Aposhian said Tuesday that he wouldn't offer any comment on the incident except to say that the statement the alleged victims gave to police was false.

"Their statement is so far removed from any semblance of truth as to be categorized in the bizarro world," Aposhian said after being reached by phone.

According to a probable-cause affidavit from the Salt Lake County Jail, Aposhian, the chairman of the Utah Shooting Sports Council, showed up at the property Monday afternoon and honked an air horn outside the residence. Police say Aposhian turned around by backing into the driveway and almost hit a vehicle already parked there.

The ex-wife, who told police that she was in a custody dispute with Aposhian, described the confrontation as "ongoing harassment" and asked them to investigate. According to jail documents, Aposhian's 11-year-old daughter was present during the incident and told police she was scared when her father showed up at the house.

The woman's husband called Aposhian and asked him not to come by the house again, jail documents state, and Aposhian allegedly said he could go wherever he wanted, adding that he would run over their cars and "bury" him.

Aposhian's attorney, Mitch Vilos, said his client never made any such threat to the man. If anyone was threatened during that phone call, it was Aposhian, Vilos said.

"He's not a threatening guy," Vilos said. "He knows better."

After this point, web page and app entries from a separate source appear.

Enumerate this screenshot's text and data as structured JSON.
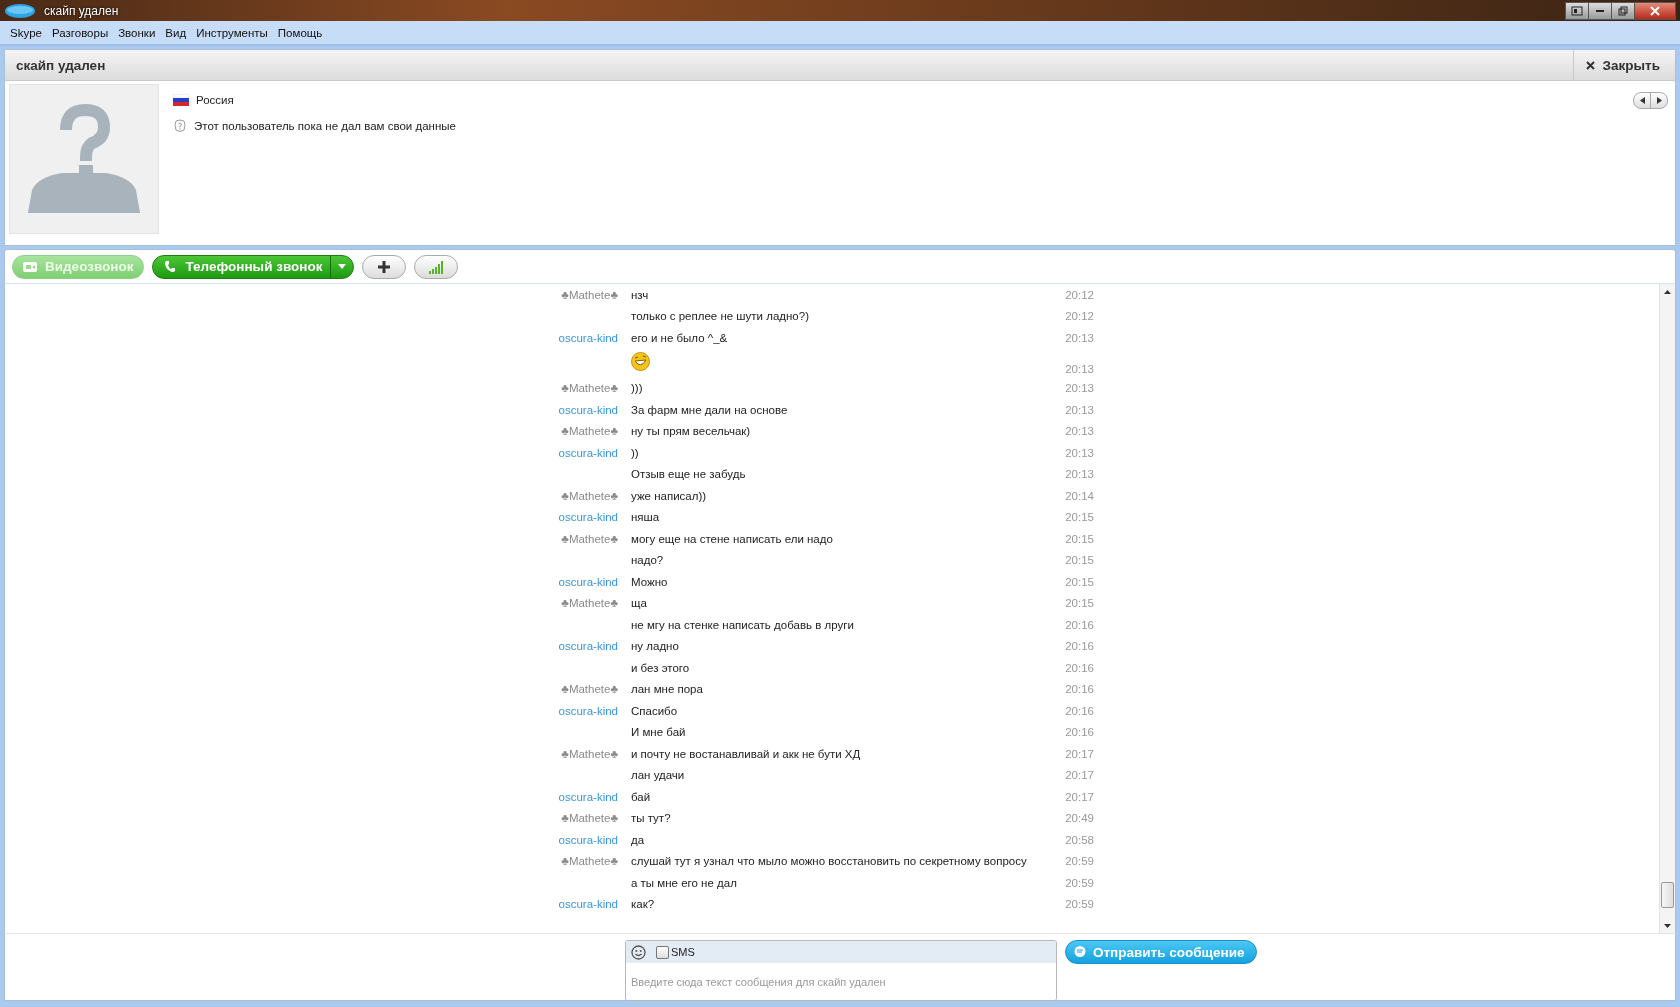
{
  "window": {
    "title": "скайп удален"
  },
  "menu": [
    "Skype",
    "Разговоры",
    "Звонки",
    "Вид",
    "Инструменты",
    "Помощь"
  ],
  "contact": {
    "name": "скайп удален",
    "close_label": "Закрыть",
    "country": "Россия",
    "status_text": "Этот пользователь пока не дал вам свои данные"
  },
  "call_buttons": [
    {
      "label": "Видеозвонок",
      "kind": "video",
      "disabled": true
    },
    {
      "label": "Телефонный звонок",
      "kind": "phone",
      "disabled": false
    }
  ],
  "messages": [
    {
      "kind": "text",
      "sender": "♣Mathete♣",
      "color": "#8a8a8a",
      "text": "нзч",
      "time": "20:12"
    },
    {
      "kind": "text",
      "text": "только с реплее не шути ладно?)",
      "time": "20:12"
    },
    {
      "kind": "text",
      "sender": "oscura-kind",
      "color": "#3a96dd",
      "text": "его и не было ^_&",
      "time": "20:13"
    },
    {
      "kind": "emoji",
      "time": "20:13"
    },
    {
      "kind": "text",
      "sender": "♣Mathete♣",
      "color": "#8a8a8a",
      "text": ")))",
      "time": "20:13"
    },
    {
      "kind": "text",
      "sender": "oscura-kind",
      "color": "#3a96dd",
      "text": "За фарм мне дали на основе",
      "time": "20:13"
    },
    {
      "kind": "text",
      "sender": "♣Mathete♣",
      "color": "#8a8a8a",
      "text": "ну ты прям весельчак)",
      "time": "20:13"
    },
    {
      "kind": "text",
      "sender": "oscura-kind",
      "color": "#3a96dd",
      "text": "))",
      "time": "20:13"
    },
    {
      "kind": "text",
      "text": "Отзыв еще не забудь",
      "time": "20:13"
    },
    {
      "kind": "text",
      "sender": "♣Mathete♣",
      "color": "#8a8a8a",
      "text": "уже написал))",
      "time": "20:14"
    },
    {
      "kind": "text",
      "sender": "oscura-kind",
      "color": "#3a96dd",
      "text": "няша",
      "time": "20:15"
    },
    {
      "kind": "text",
      "sender": "♣Mathete♣",
      "color": "#8a8a8a",
      "text": "могу еще на стене написать ели надо",
      "time": "20:15"
    },
    {
      "kind": "text",
      "text": "надо?",
      "time": "20:15"
    },
    {
      "kind": "text",
      "sender": "oscura-kind",
      "color": "#3a96dd",
      "text": "Можно",
      "time": "20:15"
    },
    {
      "kind": "text",
      "sender": "♣Mathete♣",
      "color": "#8a8a8a",
      "text": "ща",
      "time": "20:15"
    },
    {
      "kind": "text",
      "text": "не мгу на стенке написать добавь в лруги",
      "time": "20:16"
    },
    {
      "kind": "text",
      "sender": "oscura-kind",
      "color": "#3a96dd",
      "text": "ну ладно",
      "time": "20:16"
    },
    {
      "kind": "text",
      "text": "и без этого",
      "time": "20:16"
    },
    {
      "kind": "text",
      "sender": "♣Mathete♣",
      "color": "#8a8a8a",
      "text": "лан мне пора",
      "time": "20:16"
    },
    {
      "kind": "text",
      "sender": "oscura-kind",
      "color": "#3a96dd",
      "text": "Спасибо",
      "time": "20:16"
    },
    {
      "kind": "text",
      "text": "И мне бай",
      "time": "20:16"
    },
    {
      "kind": "text",
      "sender": "♣Mathete♣",
      "color": "#8a8a8a",
      "text": "и почту не востанавливай и акк не бути ХД",
      "time": "20:17"
    },
    {
      "kind": "text",
      "text": "лан удачи",
      "time": "20:17"
    },
    {
      "kind": "text",
      "sender": "oscura-kind",
      "color": "#3a96dd",
      "text": "бай",
      "time": "20:17"
    },
    {
      "kind": "text",
      "sender": "♣Mathete♣",
      "color": "#8a8a8a",
      "text": "ты тут?",
      "time": "20:49"
    },
    {
      "kind": "text",
      "sender": "oscura-kind",
      "color": "#3a96dd",
      "text": "да",
      "time": "20:58"
    },
    {
      "kind": "text",
      "sender": "♣Mathete♣",
      "color": "#8a8a8a",
      "text": "слушай тут я узнал что мыло можно восстановить по секретному вопросу",
      "time": "20:59"
    },
    {
      "kind": "text",
      "text": "а ты мне его не дал",
      "time": "20:59"
    },
    {
      "kind": "text",
      "sender": "oscura-kind",
      "color": "#3a96dd",
      "text": "как?",
      "time": "20:59"
    }
  ],
  "composer": {
    "sms_label": "SMS",
    "sms_checked": false,
    "placeholder": "Введите сюда текст сообщения для скайп удален",
    "send_label": "Отправить сообщение"
  }
}
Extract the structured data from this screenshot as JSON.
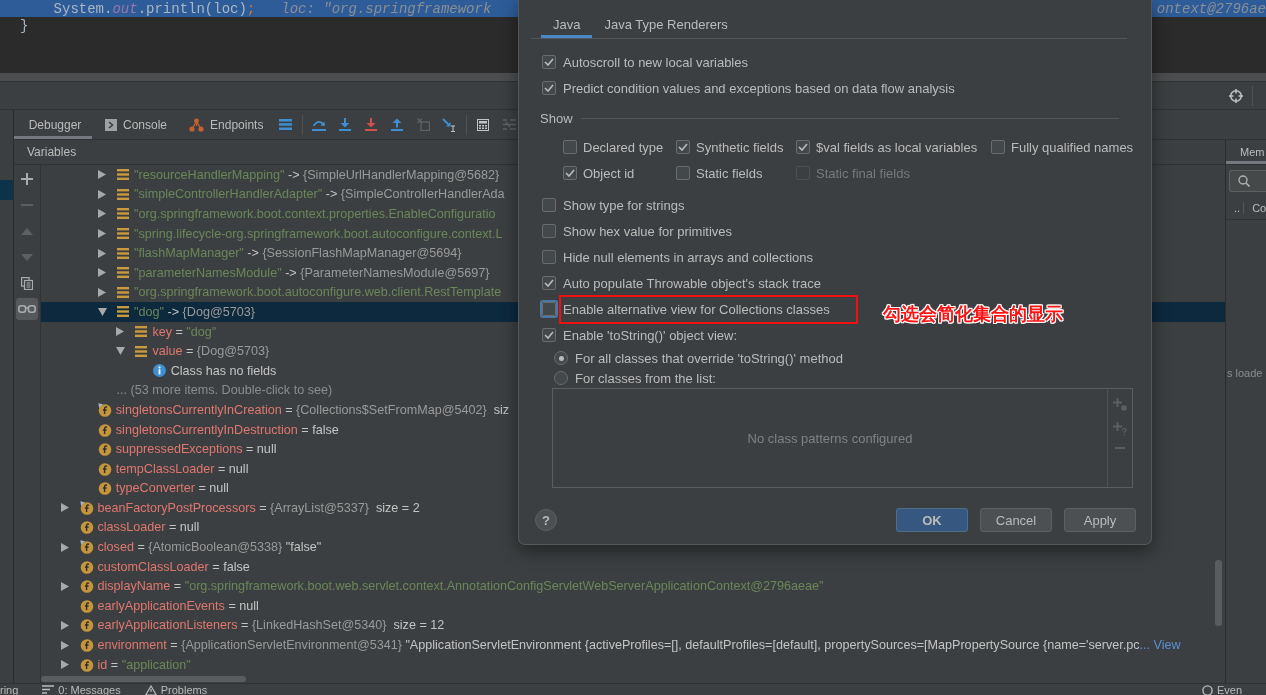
{
  "editor": {
    "lines": [
      {
        "highlighted": true,
        "segments": [
          {
            "text": "    System.",
            "kind": "text"
          },
          {
            "text": "out",
            "kind": "field"
          },
          {
            "text": ".println(loc)",
            "kind": "text"
          },
          {
            "text": ";",
            "kind": "punctuation"
          }
        ],
        "hint": "loc: \"org.springframework",
        "hint_tail": "ontext@2796ae"
      },
      {
        "highlighted": false,
        "segments": [
          {
            "text": "}",
            "kind": "text"
          }
        ]
      }
    ]
  },
  "debugger": {
    "tabs": [
      {
        "label": "Debugger",
        "kind": "text",
        "selected": true
      },
      {
        "label": "Console",
        "kind": "console",
        "selected": false
      },
      {
        "label": "Endpoints",
        "kind": "endpoints",
        "selected": false
      }
    ],
    "toolbar": [
      {
        "kind": "layout",
        "disabled": false
      },
      {
        "kind": "separator"
      },
      {
        "kind": "step_over",
        "disabled": false
      },
      {
        "kind": "step_into",
        "disabled": false
      },
      {
        "kind": "force_step_into",
        "disabled": false
      },
      {
        "kind": "step_out",
        "disabled": false
      },
      {
        "kind": "drop_frame",
        "disabled": true
      },
      {
        "kind": "run_to_cursor",
        "disabled": false
      },
      {
        "kind": "separator"
      },
      {
        "kind": "evaluate",
        "disabled": false
      },
      {
        "kind": "trace",
        "disabled": true
      }
    ]
  },
  "variables": {
    "title": "Variables",
    "side_tools": [
      {
        "kind": "add",
        "disabled": false,
        "on": false
      },
      {
        "kind": "remove",
        "disabled": true,
        "on": false
      },
      {
        "kind": "up",
        "disabled": true,
        "on": false
      },
      {
        "kind": "down",
        "disabled": true,
        "on": false
      },
      {
        "kind": "copy",
        "disabled": false,
        "on": false
      },
      {
        "kind": "glasses",
        "disabled": false,
        "on": true
      }
    ],
    "tree": [
      {
        "children": [
          {
            "children": [
              {
                "kind": "entry",
                "expanded": false,
                "selected": false,
                "segments": [
                  {
                    "text": "\"resourceHandlerMapping\"",
                    "kind": "string"
                  },
                  {
                    "text": " -> ",
                    "kind": "text"
                  },
                  {
                    "text": "{SimpleUrlHandlerMapping@5682}",
                    "kind": "ref"
                  }
                ]
              },
              {
                "kind": "entry",
                "expanded": false,
                "selected": false,
                "segments": [
                  {
                    "text": "\"simpleControllerHandlerAdapter\"",
                    "kind": "string"
                  },
                  {
                    "text": " -> ",
                    "kind": "text"
                  },
                  {
                    "text": "{SimpleControllerHandlerAda",
                    "kind": "ref"
                  }
                ]
              },
              {
                "kind": "entry",
                "expanded": false,
                "selected": false,
                "segments": [
                  {
                    "text": "\"org.springframework.boot.context.properties.EnableConfiguratio",
                    "kind": "string"
                  }
                ]
              },
              {
                "kind": "entry",
                "expanded": false,
                "selected": false,
                "segments": [
                  {
                    "text": "\"spring.lifecycle-org.springframework.boot.autoconfigure.context.L",
                    "kind": "string"
                  }
                ]
              },
              {
                "kind": "entry",
                "expanded": false,
                "selected": false,
                "segments": [
                  {
                    "text": "\"flashMapManager\"",
                    "kind": "string"
                  },
                  {
                    "text": " -> ",
                    "kind": "text"
                  },
                  {
                    "text": "{SessionFlashMapManager@5694}",
                    "kind": "ref"
                  }
                ]
              },
              {
                "kind": "entry",
                "expanded": false,
                "selected": false,
                "segments": [
                  {
                    "text": "\"parameterNamesModule\"",
                    "kind": "string"
                  },
                  {
                    "text": " -> ",
                    "kind": "text"
                  },
                  {
                    "text": "{ParameterNamesModule@5697}",
                    "kind": "ref"
                  }
                ]
              },
              {
                "kind": "entry",
                "expanded": false,
                "selected": false,
                "segments": [
                  {
                    "text": "\"org.springframework.boot.autoconfigure.web.client.RestTemplate",
                    "kind": "string"
                  }
                ]
              },
              {
                "kind": "entry",
                "expanded": true,
                "selected": true,
                "segments": [
                  {
                    "text": "\"dog\"",
                    "kind": "string"
                  },
                  {
                    "text": " -> ",
                    "kind": "text"
                  },
                  {
                    "text": "{Dog@5703}",
                    "kind": "ref"
                  }
                ],
                "children": [
                  {
                    "kind": "entry",
                    "expanded": false,
                    "selected": false,
                    "segments": [
                      {
                        "text": "key",
                        "kind": "name"
                      },
                      {
                        "text": " = ",
                        "kind": "text"
                      },
                      {
                        "text": "\"dog\"",
                        "kind": "string"
                      }
                    ]
                  },
                  {
                    "kind": "entry",
                    "expanded": true,
                    "selected": false,
                    "segments": [
                      {
                        "text": "value",
                        "kind": "name"
                      },
                      {
                        "text": " = ",
                        "kind": "text"
                      },
                      {
                        "text": "{Dog@5703}",
                        "kind": "ref"
                      }
                    ],
                    "children": [
                      {
                        "kind": "info",
                        "selected": false,
                        "segments": [
                          {
                            "text": "Class has no fields",
                            "kind": "text"
                          }
                        ]
                      }
                    ]
                  }
                ]
              },
              {
                "kind": "more",
                "selected": false,
                "segments": [
                  {
                    "text": "... (53 more items. Double-click to see)",
                    "kind": "note"
                  }
                ]
              }
            ]
          },
          {
            "kind": "field",
            "marked": true,
            "selected": false,
            "segments": [
              {
                "text": "singletonsCurrentlyInCreation",
                "kind": "name"
              },
              {
                "text": " = ",
                "kind": "text"
              },
              {
                "text": "{Collections$SetFromMap@5402}",
                "kind": "ref"
              },
              {
                "text": "  siz",
                "kind": "text"
              }
            ]
          },
          {
            "kind": "field",
            "marked": false,
            "selected": false,
            "segments": [
              {
                "text": "singletonsCurrentlyInDestruction",
                "kind": "name"
              },
              {
                "text": " = false",
                "kind": "text"
              }
            ]
          },
          {
            "kind": "field",
            "marked": false,
            "selected": false,
            "segments": [
              {
                "text": "suppressedExceptions",
                "kind": "name"
              },
              {
                "text": " = null",
                "kind": "text"
              }
            ]
          },
          {
            "kind": "field",
            "marked": false,
            "selected": false,
            "segments": [
              {
                "text": "tempClassLoader",
                "kind": "name"
              },
              {
                "text": " = null",
                "kind": "text"
              }
            ]
          },
          {
            "kind": "field",
            "marked": false,
            "selected": false,
            "segments": [
              {
                "text": "typeConverter",
                "kind": "name"
              },
              {
                "text": " = null",
                "kind": "text"
              }
            ]
          }
        ]
      },
      {
        "kind": "field",
        "marked": true,
        "expanded": false,
        "selected": false,
        "segments": [
          {
            "text": "beanFactoryPostProcessors",
            "kind": "name"
          },
          {
            "text": " = ",
            "kind": "text"
          },
          {
            "text": "{ArrayList@5337}",
            "kind": "ref"
          },
          {
            "text": "  size = 2",
            "kind": "text"
          }
        ]
      },
      {
        "kind": "field",
        "marked": false,
        "selected": false,
        "segments": [
          {
            "text": "classLoader",
            "kind": "name"
          },
          {
            "text": " = null",
            "kind": "text"
          }
        ]
      },
      {
        "kind": "field",
        "marked": true,
        "expanded": false,
        "selected": false,
        "segments": [
          {
            "text": "closed",
            "kind": "name"
          },
          {
            "text": " = ",
            "kind": "text"
          },
          {
            "text": "{AtomicBoolean@5338}",
            "kind": "ref"
          },
          {
            "text": " \"false\"",
            "kind": "text"
          }
        ]
      },
      {
        "kind": "field",
        "marked": false,
        "selected": false,
        "segments": [
          {
            "text": "customClassLoader",
            "kind": "name"
          },
          {
            "text": " = false",
            "kind": "text"
          }
        ]
      },
      {
        "kind": "field",
        "marked": false,
        "expanded": false,
        "selected": false,
        "segments": [
          {
            "text": "displayName",
            "kind": "name"
          },
          {
            "text": " = ",
            "kind": "text"
          },
          {
            "text": "\"org.springframework.boot.web.servlet.context.AnnotationConfigServletWebServerApplicationContext@2796aeae\"",
            "kind": "string"
          }
        ]
      },
      {
        "kind": "field",
        "marked": false,
        "selected": false,
        "segments": [
          {
            "text": "earlyApplicationEvents",
            "kind": "name"
          },
          {
            "text": " = null",
            "kind": "text"
          }
        ]
      },
      {
        "kind": "field",
        "marked": false,
        "expanded": false,
        "selected": false,
        "segments": [
          {
            "text": "earlyApplicationListeners",
            "kind": "name"
          },
          {
            "text": " = ",
            "kind": "text"
          },
          {
            "text": "{LinkedHashSet@5340}",
            "kind": "ref"
          },
          {
            "text": "  size = 12",
            "kind": "text"
          }
        ]
      },
      {
        "kind": "field",
        "marked": false,
        "expanded": false,
        "selected": false,
        "segments": [
          {
            "text": "environment",
            "kind": "name"
          },
          {
            "text": " = ",
            "kind": "text"
          },
          {
            "text": "{ApplicationServletEnvironment@5341}",
            "kind": "ref"
          },
          {
            "text": " \"ApplicationServletEnvironment {activeProfiles=[], defaultProfiles=[default], propertySources=[MapPropertySource {name='server.pc",
            "kind": "text"
          },
          {
            "text": "... View",
            "kind": "link"
          }
        ]
      },
      {
        "kind": "field",
        "marked": false,
        "expanded": false,
        "selected": false,
        "segments": [
          {
            "text": "id",
            "kind": "name"
          },
          {
            "text": " = ",
            "kind": "text"
          },
          {
            "text": "\"application\"",
            "kind": "string"
          }
        ]
      }
    ]
  },
  "memory_panel": {
    "tabs": [
      {
        "label": "Mem",
        "selected": true
      }
    ],
    "columns": [
      "..",
      "Co"
    ],
    "text": "s loade"
  },
  "dialog": {
    "tabs": [
      {
        "label": "Java",
        "selected": true
      },
      {
        "label": "Java Type Renderers",
        "selected": false
      }
    ],
    "options": [
      {
        "label": "Autoscroll to new local variables",
        "checked": true
      },
      {
        "label": "Predict condition values and exceptions based on data flow analysis",
        "checked": true
      }
    ],
    "show": {
      "title": "Show",
      "options": [
        {
          "label": "Declared type",
          "checked": false,
          "disabled": false
        },
        {
          "label": "Synthetic fields",
          "checked": true,
          "disabled": false
        },
        {
          "label": "$val fields as local variables",
          "checked": true,
          "disabled": false
        },
        {
          "label": "Fully qualified names",
          "checked": false,
          "disabled": false
        },
        {
          "label": "Object id",
          "checked": true,
          "disabled": false
        },
        {
          "label": "Static fields",
          "checked": false,
          "disabled": false
        },
        {
          "label": "Static final fields",
          "checked": false,
          "disabled": true
        }
      ]
    },
    "more_options": [
      {
        "label": "Show type for strings",
        "checked": false,
        "focused": false,
        "annotated": false
      },
      {
        "label": "Show hex value for primitives",
        "checked": false,
        "focused": false,
        "annotated": false
      },
      {
        "label": "Hide null elements in arrays and collections",
        "checked": false,
        "focused": false,
        "annotated": false
      },
      {
        "label": "Auto populate Throwable object's stack trace",
        "checked": true,
        "focused": false,
        "annotated": false
      },
      {
        "label": "Enable alternative view for Collections classes",
        "checked": false,
        "focused": true,
        "annotated": true
      },
      {
        "label": "Enable 'toString()' object view:",
        "checked": true,
        "focused": false,
        "annotated": false
      }
    ],
    "annotation": "勾选会简化集合的显示",
    "radios": [
      {
        "label": "For all classes that override 'toString()' method",
        "selected": true
      },
      {
        "label": "For classes from the list:",
        "selected": false
      }
    ],
    "pattern_list": {
      "empty_text": "No class patterns configured",
      "tools": [
        {
          "kind": "add_class",
          "disabled": true
        },
        {
          "kind": "add_pattern",
          "disabled": true
        },
        {
          "kind": "remove",
          "disabled": true
        }
      ]
    },
    "help": "?",
    "buttons": [
      {
        "label": "OK",
        "kind": "primary"
      },
      {
        "label": "Cancel",
        "kind": "secondary"
      },
      {
        "label": "Apply",
        "kind": "secondary"
      }
    ]
  },
  "status_bar": {
    "items": [
      {
        "kind": "text",
        "label": "ring"
      },
      {
        "kind": "messages",
        "label": "0: Messages"
      },
      {
        "kind": "problems",
        "label": "Problems"
      },
      {
        "kind": "event_log",
        "label": "Even"
      }
    ]
  }
}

Vilos said Aposhian was in the neighborhood to talk to some friends and that he was driving around with a friend of his in his flag-draped truck to celebrate Memorial Day. Aposhian did use the driveway of the woman's house to turn around, but it was only because the truck was so big.

Vilos said that his initial investigation has turned up plenty of witnesses who would be willing to say that Aposhian was not angry that day and had no intention of harassing or threatening anyone.

"I'll be surprised if the city even prosecutes this," Vilos said.

According to jail documents, Aposhian returned to the house in a Dodge Magnum as police were on the scene and started yelling at the residents, saying he couldn't believe they had called the police, according to the affidavit.

Vilos said Aposhian returned to the house to offer to clean up any tire marks he may have left.

But police said he wasn't allowed to go anywhere, and they detained him while they investigated further — but not after confiscating a gun Aposhian reportedly told officers he was carrying on his side.

Shortly after, Aposhian was booked into jail on suspicion of several misdemeanors, including harassment, criminal trespass and domestic violence. He also had four outstanding warrants for misdemeanor traffic violations.

Under Utah law, anyone convicted of domestic violence may no longer legally own a firearm and would forfeit their concealed carry permit.

Twitter: @KimballBennion